Interface dataset entries
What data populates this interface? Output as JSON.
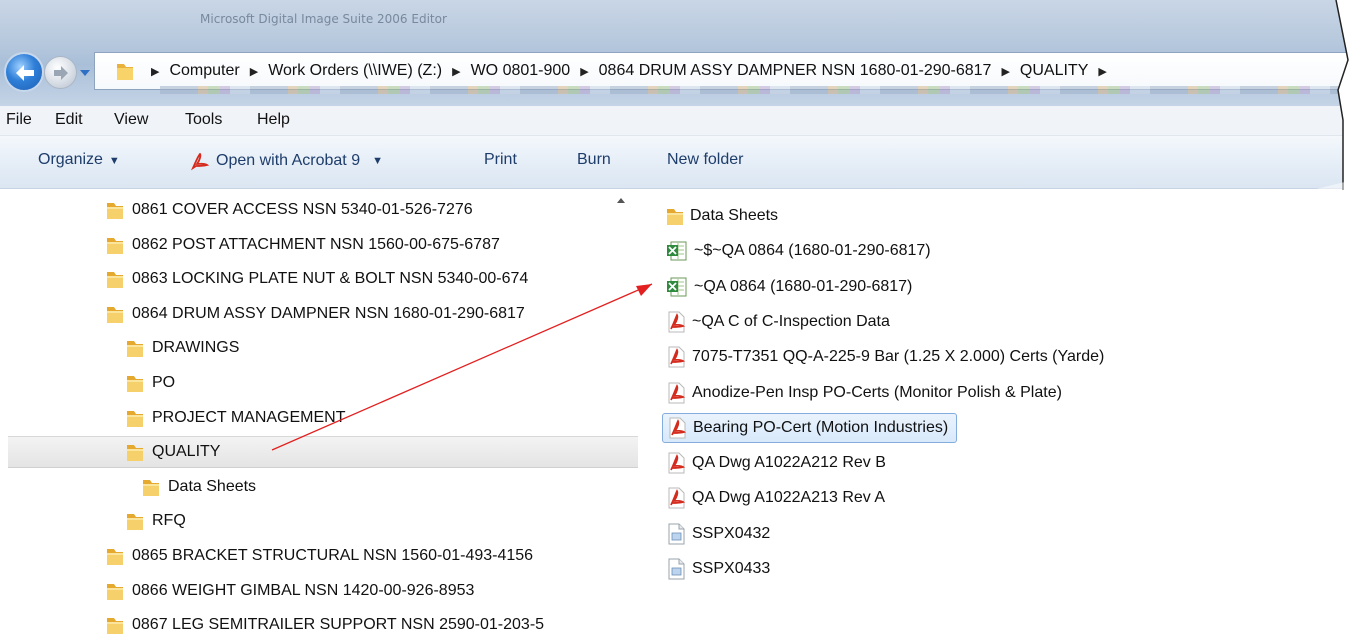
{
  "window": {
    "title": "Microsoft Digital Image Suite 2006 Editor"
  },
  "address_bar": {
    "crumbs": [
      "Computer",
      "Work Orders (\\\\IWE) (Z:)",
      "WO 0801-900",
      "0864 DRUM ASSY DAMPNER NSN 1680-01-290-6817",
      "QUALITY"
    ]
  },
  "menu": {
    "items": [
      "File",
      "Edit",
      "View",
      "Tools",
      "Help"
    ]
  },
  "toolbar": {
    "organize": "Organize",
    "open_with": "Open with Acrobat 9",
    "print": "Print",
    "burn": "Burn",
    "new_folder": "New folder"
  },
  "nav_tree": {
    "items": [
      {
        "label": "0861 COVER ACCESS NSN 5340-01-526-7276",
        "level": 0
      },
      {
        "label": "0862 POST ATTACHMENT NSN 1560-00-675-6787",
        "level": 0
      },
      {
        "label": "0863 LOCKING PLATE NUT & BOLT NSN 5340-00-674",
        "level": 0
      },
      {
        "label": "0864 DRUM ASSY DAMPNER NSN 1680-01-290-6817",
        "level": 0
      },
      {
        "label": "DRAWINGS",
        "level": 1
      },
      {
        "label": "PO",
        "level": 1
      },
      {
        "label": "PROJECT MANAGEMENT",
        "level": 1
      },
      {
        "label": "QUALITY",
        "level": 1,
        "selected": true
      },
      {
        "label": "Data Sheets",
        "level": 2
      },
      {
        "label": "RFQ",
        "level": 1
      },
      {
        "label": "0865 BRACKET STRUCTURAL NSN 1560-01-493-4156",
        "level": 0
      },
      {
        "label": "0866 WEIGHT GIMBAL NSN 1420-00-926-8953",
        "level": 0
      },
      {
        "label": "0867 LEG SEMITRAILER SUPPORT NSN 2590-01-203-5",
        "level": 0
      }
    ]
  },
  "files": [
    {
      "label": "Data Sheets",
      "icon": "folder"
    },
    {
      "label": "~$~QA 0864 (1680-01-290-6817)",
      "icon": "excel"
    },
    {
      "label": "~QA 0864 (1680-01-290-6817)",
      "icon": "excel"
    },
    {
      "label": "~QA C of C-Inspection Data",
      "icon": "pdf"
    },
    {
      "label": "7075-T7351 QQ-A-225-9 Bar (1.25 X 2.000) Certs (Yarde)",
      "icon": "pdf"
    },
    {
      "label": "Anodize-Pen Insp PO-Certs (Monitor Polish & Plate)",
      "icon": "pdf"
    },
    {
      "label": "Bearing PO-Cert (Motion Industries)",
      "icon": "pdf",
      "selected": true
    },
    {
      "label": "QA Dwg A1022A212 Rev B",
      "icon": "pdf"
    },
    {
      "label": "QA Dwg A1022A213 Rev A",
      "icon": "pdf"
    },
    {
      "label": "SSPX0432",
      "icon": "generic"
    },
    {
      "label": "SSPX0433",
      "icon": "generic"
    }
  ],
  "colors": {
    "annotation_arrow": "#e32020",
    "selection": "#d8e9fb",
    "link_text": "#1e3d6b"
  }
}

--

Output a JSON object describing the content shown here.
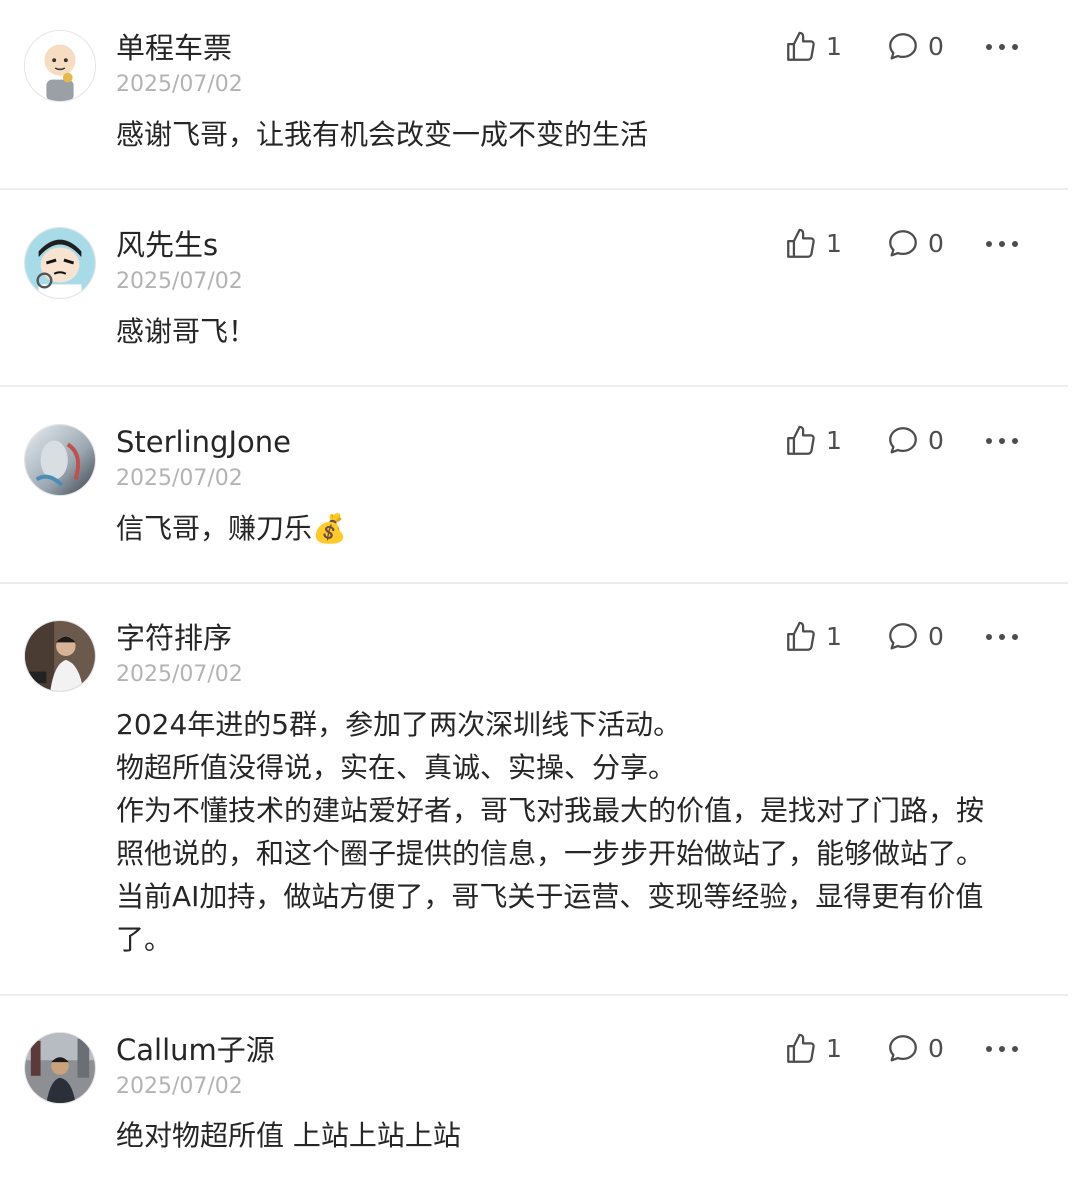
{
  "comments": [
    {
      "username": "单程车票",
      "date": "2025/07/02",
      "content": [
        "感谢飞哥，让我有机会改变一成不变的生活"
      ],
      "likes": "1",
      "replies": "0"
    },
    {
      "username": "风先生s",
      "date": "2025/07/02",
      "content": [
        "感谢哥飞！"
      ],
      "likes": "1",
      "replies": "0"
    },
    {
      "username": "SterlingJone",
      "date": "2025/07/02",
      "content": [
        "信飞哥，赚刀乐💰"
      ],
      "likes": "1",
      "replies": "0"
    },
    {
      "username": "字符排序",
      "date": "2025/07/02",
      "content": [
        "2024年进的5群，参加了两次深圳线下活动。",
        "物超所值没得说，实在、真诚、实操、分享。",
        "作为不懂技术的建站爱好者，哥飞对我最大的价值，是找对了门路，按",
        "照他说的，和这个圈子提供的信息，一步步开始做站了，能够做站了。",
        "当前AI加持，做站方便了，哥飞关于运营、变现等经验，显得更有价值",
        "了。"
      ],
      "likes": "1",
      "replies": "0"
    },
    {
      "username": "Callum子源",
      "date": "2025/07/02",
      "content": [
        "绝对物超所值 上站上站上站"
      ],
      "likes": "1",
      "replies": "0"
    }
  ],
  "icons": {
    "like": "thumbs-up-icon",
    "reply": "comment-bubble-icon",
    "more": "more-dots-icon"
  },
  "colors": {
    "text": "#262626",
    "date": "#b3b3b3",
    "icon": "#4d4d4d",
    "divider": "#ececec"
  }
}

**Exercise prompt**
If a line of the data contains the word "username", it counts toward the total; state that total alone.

**Task result**
5